> **What you will do**: Wherever a line of the data contains "image", copy that line.

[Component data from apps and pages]
--

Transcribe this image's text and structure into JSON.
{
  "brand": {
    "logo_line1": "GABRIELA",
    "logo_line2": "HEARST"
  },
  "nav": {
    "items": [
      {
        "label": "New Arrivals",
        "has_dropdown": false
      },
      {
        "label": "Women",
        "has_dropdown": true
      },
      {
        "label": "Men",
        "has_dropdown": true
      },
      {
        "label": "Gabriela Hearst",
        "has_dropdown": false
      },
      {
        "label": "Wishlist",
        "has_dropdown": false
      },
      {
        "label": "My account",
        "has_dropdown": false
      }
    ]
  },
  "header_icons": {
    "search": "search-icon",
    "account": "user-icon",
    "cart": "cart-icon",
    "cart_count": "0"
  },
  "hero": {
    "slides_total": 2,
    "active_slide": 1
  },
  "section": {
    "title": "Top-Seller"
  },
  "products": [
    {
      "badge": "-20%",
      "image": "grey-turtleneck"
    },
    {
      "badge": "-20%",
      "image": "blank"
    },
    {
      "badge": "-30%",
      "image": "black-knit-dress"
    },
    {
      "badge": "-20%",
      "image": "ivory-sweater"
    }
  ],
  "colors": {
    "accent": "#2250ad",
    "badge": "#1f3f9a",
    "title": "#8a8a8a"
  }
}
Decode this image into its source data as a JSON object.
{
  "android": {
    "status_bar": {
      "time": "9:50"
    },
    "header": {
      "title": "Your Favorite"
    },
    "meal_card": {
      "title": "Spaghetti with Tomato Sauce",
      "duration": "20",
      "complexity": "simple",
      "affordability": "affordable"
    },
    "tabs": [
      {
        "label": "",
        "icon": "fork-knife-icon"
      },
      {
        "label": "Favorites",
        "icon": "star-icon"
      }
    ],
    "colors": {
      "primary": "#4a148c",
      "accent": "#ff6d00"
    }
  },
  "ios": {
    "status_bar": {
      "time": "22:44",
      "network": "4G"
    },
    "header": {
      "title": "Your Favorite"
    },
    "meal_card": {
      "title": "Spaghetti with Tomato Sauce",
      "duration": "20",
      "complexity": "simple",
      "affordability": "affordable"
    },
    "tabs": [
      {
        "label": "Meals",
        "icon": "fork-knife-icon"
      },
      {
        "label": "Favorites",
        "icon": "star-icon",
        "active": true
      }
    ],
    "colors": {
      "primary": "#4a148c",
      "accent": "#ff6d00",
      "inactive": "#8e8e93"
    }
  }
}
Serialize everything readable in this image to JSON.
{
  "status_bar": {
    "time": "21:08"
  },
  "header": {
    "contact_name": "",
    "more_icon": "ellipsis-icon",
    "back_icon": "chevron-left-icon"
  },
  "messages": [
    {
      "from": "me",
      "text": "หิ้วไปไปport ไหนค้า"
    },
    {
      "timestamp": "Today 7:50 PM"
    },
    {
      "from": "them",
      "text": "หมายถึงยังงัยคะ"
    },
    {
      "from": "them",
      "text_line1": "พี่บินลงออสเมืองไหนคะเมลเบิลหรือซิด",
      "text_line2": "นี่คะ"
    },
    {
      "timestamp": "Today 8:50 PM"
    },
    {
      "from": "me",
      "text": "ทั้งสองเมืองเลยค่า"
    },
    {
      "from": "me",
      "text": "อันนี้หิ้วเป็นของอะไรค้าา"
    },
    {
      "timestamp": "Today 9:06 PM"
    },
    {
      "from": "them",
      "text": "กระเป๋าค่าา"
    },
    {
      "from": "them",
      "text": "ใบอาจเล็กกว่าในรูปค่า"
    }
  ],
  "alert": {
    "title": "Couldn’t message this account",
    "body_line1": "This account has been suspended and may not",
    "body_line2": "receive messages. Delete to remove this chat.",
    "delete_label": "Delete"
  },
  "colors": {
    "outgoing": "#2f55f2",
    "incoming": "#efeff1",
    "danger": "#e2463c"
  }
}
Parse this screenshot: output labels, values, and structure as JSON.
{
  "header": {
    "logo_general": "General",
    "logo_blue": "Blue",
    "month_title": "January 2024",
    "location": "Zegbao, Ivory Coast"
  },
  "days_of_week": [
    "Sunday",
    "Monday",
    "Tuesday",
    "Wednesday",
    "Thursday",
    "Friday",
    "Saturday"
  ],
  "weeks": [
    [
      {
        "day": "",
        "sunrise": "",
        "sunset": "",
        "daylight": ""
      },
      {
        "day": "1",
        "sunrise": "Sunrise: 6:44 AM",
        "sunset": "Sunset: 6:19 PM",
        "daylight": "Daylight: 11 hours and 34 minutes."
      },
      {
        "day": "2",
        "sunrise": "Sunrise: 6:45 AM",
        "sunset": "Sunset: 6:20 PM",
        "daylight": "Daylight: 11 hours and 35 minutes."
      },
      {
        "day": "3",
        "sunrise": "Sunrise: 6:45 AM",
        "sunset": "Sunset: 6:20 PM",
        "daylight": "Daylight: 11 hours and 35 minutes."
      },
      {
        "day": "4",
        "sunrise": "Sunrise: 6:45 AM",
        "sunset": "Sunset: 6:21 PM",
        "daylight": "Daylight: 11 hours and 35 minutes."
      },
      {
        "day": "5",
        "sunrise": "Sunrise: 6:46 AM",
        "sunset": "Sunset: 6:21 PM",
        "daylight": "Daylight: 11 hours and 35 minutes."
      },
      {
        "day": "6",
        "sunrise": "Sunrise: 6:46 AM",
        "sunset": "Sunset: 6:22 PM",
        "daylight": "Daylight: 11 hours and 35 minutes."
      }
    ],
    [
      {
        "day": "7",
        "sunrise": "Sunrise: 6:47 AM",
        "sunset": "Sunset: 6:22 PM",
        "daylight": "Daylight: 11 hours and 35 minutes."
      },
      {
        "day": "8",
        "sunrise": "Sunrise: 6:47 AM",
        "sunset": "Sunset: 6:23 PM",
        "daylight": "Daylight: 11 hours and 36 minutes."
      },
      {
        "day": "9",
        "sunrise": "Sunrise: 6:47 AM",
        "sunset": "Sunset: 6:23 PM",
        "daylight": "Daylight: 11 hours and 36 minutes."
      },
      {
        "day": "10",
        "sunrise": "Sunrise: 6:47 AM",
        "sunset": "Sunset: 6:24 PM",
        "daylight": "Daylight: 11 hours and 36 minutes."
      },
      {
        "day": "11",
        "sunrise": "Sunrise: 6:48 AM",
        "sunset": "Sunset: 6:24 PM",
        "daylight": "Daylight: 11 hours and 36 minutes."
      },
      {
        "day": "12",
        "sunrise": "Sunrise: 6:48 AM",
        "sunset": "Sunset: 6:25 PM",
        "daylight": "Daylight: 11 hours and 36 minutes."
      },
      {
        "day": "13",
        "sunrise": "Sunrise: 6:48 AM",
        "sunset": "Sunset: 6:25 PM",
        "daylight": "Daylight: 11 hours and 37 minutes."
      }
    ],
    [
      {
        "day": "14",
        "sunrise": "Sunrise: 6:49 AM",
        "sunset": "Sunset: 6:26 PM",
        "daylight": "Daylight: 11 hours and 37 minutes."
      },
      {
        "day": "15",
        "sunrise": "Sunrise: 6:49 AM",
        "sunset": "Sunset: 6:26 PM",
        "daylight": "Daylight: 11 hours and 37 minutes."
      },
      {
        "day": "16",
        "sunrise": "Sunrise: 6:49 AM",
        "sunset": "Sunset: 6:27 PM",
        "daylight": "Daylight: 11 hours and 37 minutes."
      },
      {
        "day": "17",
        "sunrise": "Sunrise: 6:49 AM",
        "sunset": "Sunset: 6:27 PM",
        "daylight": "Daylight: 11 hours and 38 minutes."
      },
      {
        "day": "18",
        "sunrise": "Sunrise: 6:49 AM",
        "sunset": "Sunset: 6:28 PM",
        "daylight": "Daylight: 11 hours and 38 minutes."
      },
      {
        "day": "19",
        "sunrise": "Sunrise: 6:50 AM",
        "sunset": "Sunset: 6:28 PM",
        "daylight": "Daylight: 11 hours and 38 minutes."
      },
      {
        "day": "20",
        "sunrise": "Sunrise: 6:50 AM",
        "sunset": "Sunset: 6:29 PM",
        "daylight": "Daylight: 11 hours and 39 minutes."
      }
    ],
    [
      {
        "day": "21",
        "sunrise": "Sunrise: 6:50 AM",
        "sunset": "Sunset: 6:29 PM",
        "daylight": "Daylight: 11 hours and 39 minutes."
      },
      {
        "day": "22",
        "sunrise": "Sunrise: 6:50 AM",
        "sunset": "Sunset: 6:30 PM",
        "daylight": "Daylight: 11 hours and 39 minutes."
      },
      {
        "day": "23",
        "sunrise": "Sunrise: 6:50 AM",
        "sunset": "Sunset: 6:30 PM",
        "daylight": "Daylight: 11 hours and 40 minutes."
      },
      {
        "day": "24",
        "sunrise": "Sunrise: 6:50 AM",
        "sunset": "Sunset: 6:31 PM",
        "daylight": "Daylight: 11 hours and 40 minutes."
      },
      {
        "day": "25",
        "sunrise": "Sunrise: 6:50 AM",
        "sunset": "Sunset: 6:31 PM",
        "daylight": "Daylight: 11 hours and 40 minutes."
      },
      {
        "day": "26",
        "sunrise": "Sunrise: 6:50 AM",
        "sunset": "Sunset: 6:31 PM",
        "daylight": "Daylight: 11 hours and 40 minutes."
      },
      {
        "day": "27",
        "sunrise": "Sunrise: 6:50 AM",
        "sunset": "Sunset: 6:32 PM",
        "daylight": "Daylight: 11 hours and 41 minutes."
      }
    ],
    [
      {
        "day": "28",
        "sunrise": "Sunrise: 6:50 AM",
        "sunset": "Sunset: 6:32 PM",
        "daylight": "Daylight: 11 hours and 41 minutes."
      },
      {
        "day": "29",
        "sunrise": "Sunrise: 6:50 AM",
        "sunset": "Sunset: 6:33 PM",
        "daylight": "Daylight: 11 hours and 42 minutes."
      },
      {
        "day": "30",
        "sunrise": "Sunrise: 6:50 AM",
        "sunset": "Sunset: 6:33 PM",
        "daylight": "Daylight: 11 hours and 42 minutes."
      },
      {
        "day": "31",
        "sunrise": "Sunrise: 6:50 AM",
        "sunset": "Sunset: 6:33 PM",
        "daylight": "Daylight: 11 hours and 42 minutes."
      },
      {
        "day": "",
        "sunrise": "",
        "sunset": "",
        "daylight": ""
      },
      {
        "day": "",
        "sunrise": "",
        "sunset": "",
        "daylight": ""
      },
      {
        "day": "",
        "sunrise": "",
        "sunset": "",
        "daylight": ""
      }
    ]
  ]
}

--

> **Task solution**:
Transcribe this image's text and structure into JSON.
      "image": "grey-turtleneck"
      "image": "blank"
      "image": "black-knit-dress"
      "image": "ivory-sweater"
Decode this image into its source data as a JSON object.
Serialize everything readable in this image to JSON.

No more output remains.